--- MATERIAL PROVIDED Enclosed Below ---

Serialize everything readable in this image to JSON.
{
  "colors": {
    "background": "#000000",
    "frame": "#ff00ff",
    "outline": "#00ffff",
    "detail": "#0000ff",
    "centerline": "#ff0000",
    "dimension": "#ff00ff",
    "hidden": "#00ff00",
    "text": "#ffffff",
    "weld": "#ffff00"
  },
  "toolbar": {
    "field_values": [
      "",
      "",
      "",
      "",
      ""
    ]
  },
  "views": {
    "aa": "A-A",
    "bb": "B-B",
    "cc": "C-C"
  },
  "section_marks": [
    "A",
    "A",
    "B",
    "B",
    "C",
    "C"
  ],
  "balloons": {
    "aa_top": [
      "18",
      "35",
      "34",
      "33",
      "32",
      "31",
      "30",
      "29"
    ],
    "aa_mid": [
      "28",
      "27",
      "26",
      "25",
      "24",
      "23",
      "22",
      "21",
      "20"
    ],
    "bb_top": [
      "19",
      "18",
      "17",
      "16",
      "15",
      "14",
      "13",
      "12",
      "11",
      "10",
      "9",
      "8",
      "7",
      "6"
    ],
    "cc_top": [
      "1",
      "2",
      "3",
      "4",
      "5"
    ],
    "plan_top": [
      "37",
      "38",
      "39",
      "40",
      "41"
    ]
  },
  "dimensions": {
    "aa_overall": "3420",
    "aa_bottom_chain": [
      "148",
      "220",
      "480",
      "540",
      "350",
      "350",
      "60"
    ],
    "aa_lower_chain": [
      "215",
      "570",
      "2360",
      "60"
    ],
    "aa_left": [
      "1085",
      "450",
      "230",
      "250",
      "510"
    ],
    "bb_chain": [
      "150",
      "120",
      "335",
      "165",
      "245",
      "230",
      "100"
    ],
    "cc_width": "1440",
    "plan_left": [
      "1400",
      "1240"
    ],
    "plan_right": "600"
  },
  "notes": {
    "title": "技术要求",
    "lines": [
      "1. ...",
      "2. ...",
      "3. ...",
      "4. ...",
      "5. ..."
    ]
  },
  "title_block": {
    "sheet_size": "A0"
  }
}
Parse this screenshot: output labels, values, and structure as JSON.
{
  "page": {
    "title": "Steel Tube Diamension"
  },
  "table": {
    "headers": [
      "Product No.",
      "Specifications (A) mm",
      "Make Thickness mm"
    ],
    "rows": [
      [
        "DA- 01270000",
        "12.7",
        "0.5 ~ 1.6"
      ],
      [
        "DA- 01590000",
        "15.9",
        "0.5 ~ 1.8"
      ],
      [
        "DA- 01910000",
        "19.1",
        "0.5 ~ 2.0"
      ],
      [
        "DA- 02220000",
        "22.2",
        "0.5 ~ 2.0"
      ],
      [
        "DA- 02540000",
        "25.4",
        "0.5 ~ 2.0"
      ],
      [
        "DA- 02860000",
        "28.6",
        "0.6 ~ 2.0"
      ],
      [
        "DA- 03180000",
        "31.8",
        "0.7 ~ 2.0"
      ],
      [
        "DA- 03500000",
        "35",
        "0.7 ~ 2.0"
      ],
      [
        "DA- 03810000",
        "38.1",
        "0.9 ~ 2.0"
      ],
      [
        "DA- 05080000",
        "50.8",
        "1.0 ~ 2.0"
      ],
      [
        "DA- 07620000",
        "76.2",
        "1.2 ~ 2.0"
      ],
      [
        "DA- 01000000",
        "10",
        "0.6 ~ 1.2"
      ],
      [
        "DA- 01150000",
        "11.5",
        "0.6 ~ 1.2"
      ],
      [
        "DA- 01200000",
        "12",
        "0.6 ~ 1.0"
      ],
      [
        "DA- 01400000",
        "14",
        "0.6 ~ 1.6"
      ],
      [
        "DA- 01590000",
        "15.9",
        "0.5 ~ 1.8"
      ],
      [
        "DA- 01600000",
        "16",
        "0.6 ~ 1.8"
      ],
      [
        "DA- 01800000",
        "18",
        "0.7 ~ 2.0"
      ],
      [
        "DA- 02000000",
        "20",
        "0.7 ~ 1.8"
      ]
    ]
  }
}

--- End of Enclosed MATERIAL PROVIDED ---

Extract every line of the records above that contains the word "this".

Serialize everything readable in this image to JSON.
Parse this screenshot: output labels, values, and structure as JSON.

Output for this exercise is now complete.